Adding one more option to the fray.
Assuming you would like to add a directory to
git that, for all purposes related to
git, should remain empty and never have it's contents tracked, a
.gitignore as suggested numerous times here, will do the trick.
The format, as mentioned, is:
Now, if you want a way to do this at the command line, in one fell swoop, while inside the directory you want to add, you can execute:
$ echo "*" > .gitignore && echo '!.gitignore' >> .gitignore && git add .gitignore
Myself, I have a shell script that I use to do this.
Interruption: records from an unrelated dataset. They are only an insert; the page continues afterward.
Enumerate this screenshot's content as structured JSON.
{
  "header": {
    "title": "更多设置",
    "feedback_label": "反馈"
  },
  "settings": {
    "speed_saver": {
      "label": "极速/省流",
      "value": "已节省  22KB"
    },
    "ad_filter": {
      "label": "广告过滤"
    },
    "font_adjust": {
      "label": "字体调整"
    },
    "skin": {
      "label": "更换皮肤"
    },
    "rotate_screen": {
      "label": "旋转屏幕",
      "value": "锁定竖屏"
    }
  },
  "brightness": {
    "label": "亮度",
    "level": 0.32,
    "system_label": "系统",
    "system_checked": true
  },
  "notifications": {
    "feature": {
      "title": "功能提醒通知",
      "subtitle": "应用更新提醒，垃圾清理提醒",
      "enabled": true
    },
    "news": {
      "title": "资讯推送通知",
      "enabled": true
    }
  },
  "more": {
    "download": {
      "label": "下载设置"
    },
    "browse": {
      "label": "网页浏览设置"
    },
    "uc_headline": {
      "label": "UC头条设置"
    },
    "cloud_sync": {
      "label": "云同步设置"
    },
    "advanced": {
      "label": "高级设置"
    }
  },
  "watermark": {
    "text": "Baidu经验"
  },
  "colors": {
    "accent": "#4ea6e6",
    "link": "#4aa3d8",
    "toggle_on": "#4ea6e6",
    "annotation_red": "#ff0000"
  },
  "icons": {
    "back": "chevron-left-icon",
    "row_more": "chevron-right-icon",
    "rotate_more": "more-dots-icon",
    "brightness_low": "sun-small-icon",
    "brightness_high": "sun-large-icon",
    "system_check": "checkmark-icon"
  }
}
Name the script whatever you whish, and either add it somewhere in your include path, or reference it directly:
if [ "$1" != "" ]; then
echo "*" > $dir.gitignore && \
echo '!.gitignore' >> $dir.gitignore && \
git add $dir.gitignore
With this, you can either execute it from within the directory you wish to add, or reference the directory as it's first and only parameter:
$ ignore_dir ./some/directory
Another option (in response to a comment by @GreenAsJade), if you want to track an empty folder that MAY contain tracked files in the future, but will be empty for now, you can ommit the
* from the
.gitignore file, and check that in. Basically, all the file is saying is "do not ignore me", but otherwise, the directory is empty and tracked.
.gitignore file would look like:
That's it, check that in, and you have an empty, yet tracked, directory that you can track files in at some later time.
The reason I suggest keeping that one line in the file is that it gives the
.gitignore purpose. Otherwise, some one down the line may think to remove it. It may help if you place a comment above the line.